Frequently Asked Questions

Learning the art of wine tasting is easier when you know a few facts about the wine you’re tasting. As you enjoy your next glass of Burgundy’s fantastic wines, remember these facts at your next dinner with friends.

Is Burgundy wine a Chardonnay?

Burgundy is a wine region, while Chardonnay is a grape variety. If you see a “white Burgundy” listed on a menu, it is probably a Chardonnay.

Is Chardonnay from Burgundy oaked?

It depends! You can undoubtedly find oaky notes and producers that use French oak barrels if you enjoy oak-aged Chardonnay. However, oak barrels are not universally used – stainless steel vats are also standard. Find out more about the delights of unoaked Chardonnay in my guide to unoaked Chardonnay.

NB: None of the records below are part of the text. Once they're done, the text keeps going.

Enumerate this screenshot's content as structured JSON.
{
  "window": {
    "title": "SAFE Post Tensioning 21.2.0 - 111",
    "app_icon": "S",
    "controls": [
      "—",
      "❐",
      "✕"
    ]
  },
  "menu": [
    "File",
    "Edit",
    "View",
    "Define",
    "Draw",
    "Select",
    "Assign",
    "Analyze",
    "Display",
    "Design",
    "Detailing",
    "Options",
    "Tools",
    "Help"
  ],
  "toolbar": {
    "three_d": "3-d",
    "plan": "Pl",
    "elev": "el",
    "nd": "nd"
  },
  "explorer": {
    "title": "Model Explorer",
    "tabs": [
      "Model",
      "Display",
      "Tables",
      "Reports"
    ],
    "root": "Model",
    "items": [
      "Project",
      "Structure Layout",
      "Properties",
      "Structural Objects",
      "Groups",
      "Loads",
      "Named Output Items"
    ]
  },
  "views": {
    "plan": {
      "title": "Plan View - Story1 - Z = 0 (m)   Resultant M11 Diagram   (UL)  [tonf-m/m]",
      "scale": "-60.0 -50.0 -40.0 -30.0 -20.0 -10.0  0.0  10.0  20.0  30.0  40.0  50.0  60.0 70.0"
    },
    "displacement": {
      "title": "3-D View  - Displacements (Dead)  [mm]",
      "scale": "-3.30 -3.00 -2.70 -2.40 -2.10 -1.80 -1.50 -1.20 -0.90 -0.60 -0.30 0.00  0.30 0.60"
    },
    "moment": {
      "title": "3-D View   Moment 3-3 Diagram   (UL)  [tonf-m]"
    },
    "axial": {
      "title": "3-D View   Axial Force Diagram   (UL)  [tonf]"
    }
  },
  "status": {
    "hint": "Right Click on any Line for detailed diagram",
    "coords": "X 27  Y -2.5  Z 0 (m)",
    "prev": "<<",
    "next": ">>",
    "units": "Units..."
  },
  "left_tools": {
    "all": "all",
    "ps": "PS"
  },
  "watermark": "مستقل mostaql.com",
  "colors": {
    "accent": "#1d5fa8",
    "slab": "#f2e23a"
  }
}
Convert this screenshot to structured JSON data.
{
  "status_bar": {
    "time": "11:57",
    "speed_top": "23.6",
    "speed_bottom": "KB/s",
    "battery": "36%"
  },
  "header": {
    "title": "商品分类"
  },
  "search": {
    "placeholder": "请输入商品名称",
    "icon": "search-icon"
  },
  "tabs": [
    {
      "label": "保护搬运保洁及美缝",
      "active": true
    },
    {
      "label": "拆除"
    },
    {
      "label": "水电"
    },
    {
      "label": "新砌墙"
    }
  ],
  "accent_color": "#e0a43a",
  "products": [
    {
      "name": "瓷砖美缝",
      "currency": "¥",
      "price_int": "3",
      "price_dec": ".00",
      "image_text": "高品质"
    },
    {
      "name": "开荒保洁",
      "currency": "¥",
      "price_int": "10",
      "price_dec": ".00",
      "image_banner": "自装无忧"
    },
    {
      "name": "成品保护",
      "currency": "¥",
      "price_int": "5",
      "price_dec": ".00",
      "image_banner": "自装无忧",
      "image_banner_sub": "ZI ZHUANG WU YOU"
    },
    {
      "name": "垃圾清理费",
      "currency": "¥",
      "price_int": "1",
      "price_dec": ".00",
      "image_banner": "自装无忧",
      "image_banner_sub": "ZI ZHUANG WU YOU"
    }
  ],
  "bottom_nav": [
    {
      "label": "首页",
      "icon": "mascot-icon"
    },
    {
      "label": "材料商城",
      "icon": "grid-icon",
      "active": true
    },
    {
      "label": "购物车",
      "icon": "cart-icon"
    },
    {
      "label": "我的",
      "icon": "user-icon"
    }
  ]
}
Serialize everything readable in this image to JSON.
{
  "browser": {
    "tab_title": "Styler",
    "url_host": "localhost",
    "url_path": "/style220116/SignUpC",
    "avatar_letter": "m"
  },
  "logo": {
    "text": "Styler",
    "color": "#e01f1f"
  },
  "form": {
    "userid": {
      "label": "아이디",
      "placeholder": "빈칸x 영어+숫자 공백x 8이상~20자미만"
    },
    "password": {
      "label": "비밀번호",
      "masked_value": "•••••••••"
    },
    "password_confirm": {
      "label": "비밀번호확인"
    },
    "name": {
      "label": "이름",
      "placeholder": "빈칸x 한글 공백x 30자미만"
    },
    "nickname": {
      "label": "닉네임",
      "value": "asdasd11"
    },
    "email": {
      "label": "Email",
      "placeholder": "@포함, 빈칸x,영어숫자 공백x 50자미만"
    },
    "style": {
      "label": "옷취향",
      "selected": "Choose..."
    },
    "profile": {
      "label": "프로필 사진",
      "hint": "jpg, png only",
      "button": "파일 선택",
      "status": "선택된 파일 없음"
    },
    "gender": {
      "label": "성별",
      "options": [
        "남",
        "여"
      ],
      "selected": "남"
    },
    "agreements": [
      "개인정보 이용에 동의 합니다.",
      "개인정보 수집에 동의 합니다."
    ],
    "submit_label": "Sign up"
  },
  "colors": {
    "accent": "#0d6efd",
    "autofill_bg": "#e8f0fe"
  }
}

What type of grape is white Burgundy?

White Burgundy wine is traditionally made from the Chardonnay wine grape.

What is Bourgogne famous for?

Burgundy is famous for two types of wine: Chardonnay and Pinot Noir. Wine collectors and enthusiasts pay hundreds or thousands of dollars for the region’s outstanding Pinot Noir. That said, you can easily find affordable and expensive bottles from Burgundy. It’s wise to try a few less expensive bottles before you splurge for a high-end wine.

Bourgogne Chardonnay In Summary

The white wines of Burgundy are known for their citrus notes and apple notes. In some cases, these white wines are aged in oak. You can also find many unoaked Chardonnay wines in Burgundy. These wines pair well with white meats, shellfish, and mushroom dishes.

Bourgogne Chardonnay: Flavor Profile, 4 Wine Picks & Wine Tips
Scroll to top